Attorney General Tong Defends Right of Transgender Americans to Have IDs That Match Their Gender Identity(Hartford, CT) – Attorney General William Tong today joined a coalition of 15 attorneys general, led by California, in an amicus brief in Corbitt v. Taylor in defense of the right of transgender Alabamians to obtain driver’s licenses that correspond with their gender identity.
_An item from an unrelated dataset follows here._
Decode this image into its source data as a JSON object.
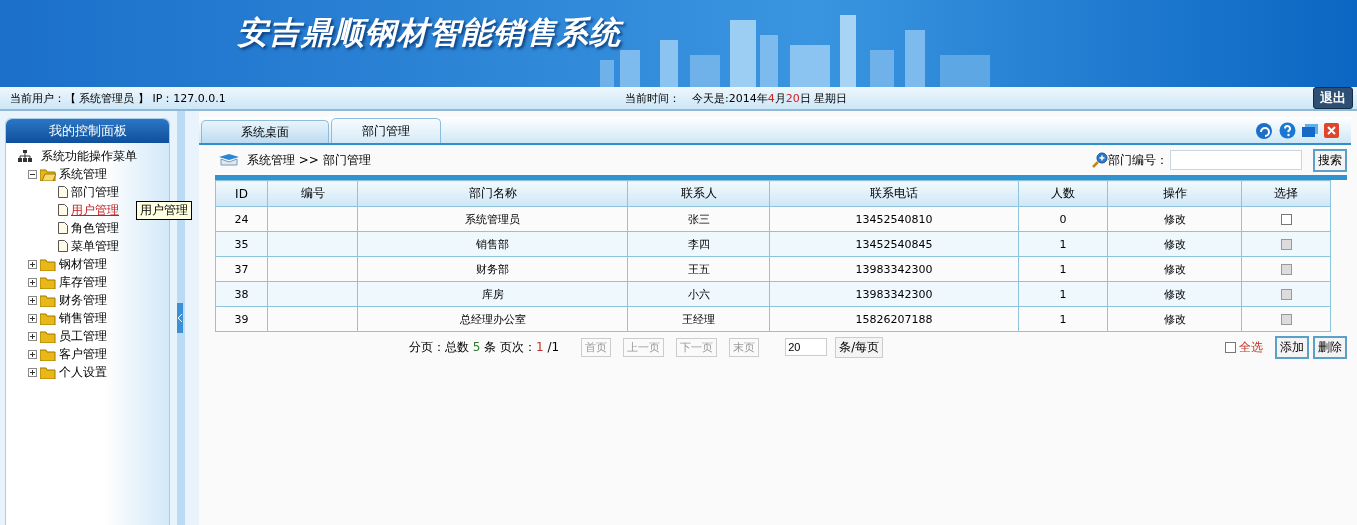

Under Alabama’s Policy Order 63, transgender Alabamians are unable to access driver’s licenses that accurately reflect the gender and sex with which they identify unless they have undergone “gender reassignment surgery.” In the friend-of-the-court brief filed before the U.S. Court of Appeals for the Eleventh Circuit, the coalition blasts the patently unconstitutional policy and urges the appellate court to uphold the district court’s ruling finding that the policy was an impermissible form of sex discrimination.
“Discrimination on the basis of gender identity and expression is wrong and barring transgender people from having driver’s licenses consistent with their gender identity causes unnecessary stigma, isolation and harm,” Attorney General Tong said. “This Alabama policy is unconstitutional and flies in the face of common sense and modern practices.”
Although gender-affirming surgery is an important form of healthcare, many transgender Americans do not want or need it — and some cannot afford it. No matter an individual’s reasons, they are still entitled to have a license that can be safely used without putting at risk their dignity and safety. The Alabama Law Enforcement Agency’s policy prevents transgender Alabamians from having that chance. In fact, the policy is an extreme outlier among states and is unsupported by any legitimate governmental interest. Critically, it violates the Equal Protection Clause of the U.S. Constitution. The amici states have a profound interest in protecting all Americans against unconstitutional discrimination in any form — in particular, to help reverse and remedy the stigma and discrimination that transgender Americans have experienced for decades.
Moreover, many states across the country — including Connecticut — have successfully adopted policies contrary to Alabama’s, issuing driver’s licenses and state identification cards with updated sex designations without requiring applicants to undergo surgery. These policies help reduce discrimination and, in some instances, even violence. Used routinely when applying for jobs, patronizing restaurants and bars, and applying for housing and bank accounts, identification cards and driver’s licenses can have a direct impact on the mental and physical wellbeing of transgender Americans in their daily interactions with society. According to a recent Gallup poll, approximately 0.6% of all U.S. adults — or roughly 1.9 million Americans — identify as transgender.
In the amicus brief, the coalition of attorneys general asserts:
• Alabama’s Policy Order 63 fails scrutiny under any constitutional standard;
• The express surgery requirement is rare and out of step with modern practices;
• Driver’s licenses that reflect a transgender person’s gender identity serve state interests in lowering hate violence; and
• Alabama’s asserted interests are unsupported and contrary to federal law.
In filing the amicus brief, Attorney General Tong joins the attorneys general of California, Hawaii, Maine, Massachusetts, Minnesota, Nevada, New Jersey, New Mexico, New York, Oregon, Rhode Island, Vermont, Washington and the District of Columbia.
A copy of the amicus brief is available here.